- [HOW TO COMPLETE THIS TASK] The exercise asks for every line of the data to be reproduced exactly.
(Beginning of SUPPLIED DATA)
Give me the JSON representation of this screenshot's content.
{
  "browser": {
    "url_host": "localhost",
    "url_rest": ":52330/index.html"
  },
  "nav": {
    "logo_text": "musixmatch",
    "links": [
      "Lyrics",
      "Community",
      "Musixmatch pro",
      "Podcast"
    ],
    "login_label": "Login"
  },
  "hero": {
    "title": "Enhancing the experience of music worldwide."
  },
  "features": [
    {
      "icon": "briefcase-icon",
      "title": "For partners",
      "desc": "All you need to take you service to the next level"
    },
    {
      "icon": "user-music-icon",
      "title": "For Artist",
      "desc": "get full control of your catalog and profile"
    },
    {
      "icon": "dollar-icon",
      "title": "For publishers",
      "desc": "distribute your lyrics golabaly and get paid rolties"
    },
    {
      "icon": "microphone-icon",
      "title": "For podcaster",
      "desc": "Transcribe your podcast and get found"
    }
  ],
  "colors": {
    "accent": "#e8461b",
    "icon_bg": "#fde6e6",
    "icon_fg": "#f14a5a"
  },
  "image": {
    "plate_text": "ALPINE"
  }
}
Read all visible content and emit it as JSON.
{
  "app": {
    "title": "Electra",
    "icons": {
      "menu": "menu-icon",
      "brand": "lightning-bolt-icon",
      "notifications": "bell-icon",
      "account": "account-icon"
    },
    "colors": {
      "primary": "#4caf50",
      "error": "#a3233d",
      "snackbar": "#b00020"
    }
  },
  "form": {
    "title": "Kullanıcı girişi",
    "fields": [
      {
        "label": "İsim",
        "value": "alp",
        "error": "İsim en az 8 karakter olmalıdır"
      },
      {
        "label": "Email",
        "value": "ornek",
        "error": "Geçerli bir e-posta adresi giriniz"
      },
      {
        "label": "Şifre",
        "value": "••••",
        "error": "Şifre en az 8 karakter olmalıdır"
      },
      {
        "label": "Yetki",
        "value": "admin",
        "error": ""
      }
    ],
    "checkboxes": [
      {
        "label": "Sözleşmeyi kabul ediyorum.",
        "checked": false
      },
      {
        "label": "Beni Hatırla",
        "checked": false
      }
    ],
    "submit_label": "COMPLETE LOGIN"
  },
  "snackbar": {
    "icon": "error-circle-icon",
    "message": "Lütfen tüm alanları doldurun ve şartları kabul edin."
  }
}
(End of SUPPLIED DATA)
- [OUTPUT FOR THIS EXERCISE]
Give me the JSON representation of this screenshot's content.
{
  "browser": {
    "url_host": "localhost",
    "url_rest": ":52330/index.html"
  },
  "nav": {
    "logo_text": "musixmatch",
    "links": [
      "Lyrics",
      "Community",
      "Musixmatch pro",
      "Podcast"
    ],
    "login_label": "Login"
  },
  "hero": {
    "title": "Enhancing the experience of music worldwide."
  },
  "features": [
    {
      "icon": "briefcase-icon",
      "title": "For partners",
      "desc": "All you need to take you service to the next level"
    },
    {
      "icon": "user-music-icon",
      "title": "For Artist",
      "desc": "get full control of your catalog and profile"
    },
    {
      "icon": "dollar-icon",
      "title": "For publishers",
      "desc": "distribute your lyrics golabaly and get paid rolties"
    },
    {
      "icon": "microphone-icon",
      "title": "For podcaster",
      "desc": "Transcribe your podcast and get found"
    }
  ],
  "colors": {
    "accent": "#e8461b",
    "icon_bg": "#fde6e6",
    "icon_fg": "#f14a5a"
  },
  "image": {
    "plate_text": "ALPINE"
  }
}
Read all visible content and emit it as JSON.
{
  "app": {
    "title": "Electra",
    "icons": {
      "menu": "menu-icon",
      "brand": "lightning-bolt-icon",
      "notifications": "bell-icon",
      "account": "account-icon"
    },
    "colors": {
      "primary": "#4caf50",
      "error": "#a3233d",
      "snackbar": "#b00020"
    }
  },
  "form": {
    "title": "Kullanıcı girişi",
    "fields": [
      {
        "label": "İsim",
        "value": "alp",
        "error": "İsim en az 8 karakter olmalıdır"
      },
      {
        "label": "Email",
        "value": "ornek",
        "error": "Geçerli bir e-posta adresi giriniz"
      },
      {
        "label": "Şifre",
        "value": "••••",
        "error": "Şifre en az 8 karakter olmalıdır"
      },
      {
        "label": "Yetki",
        "value": "admin",
        "error": ""
      }
    ],
    "checkboxes": [
      {
        "label": "Sözleşmeyi kabul ediyorum.",
        "checked": false
      },
      {
        "label": "Beni Hatırla",
        "checked": false
      }
    ],
    "submit_label": "COMPLETE LOGIN"
  },
  "snackbar": {
    "icon": "error-circle-icon",
    "message": "Lütfen tüm alanları doldurun ve şartları kabul edin."
  }
}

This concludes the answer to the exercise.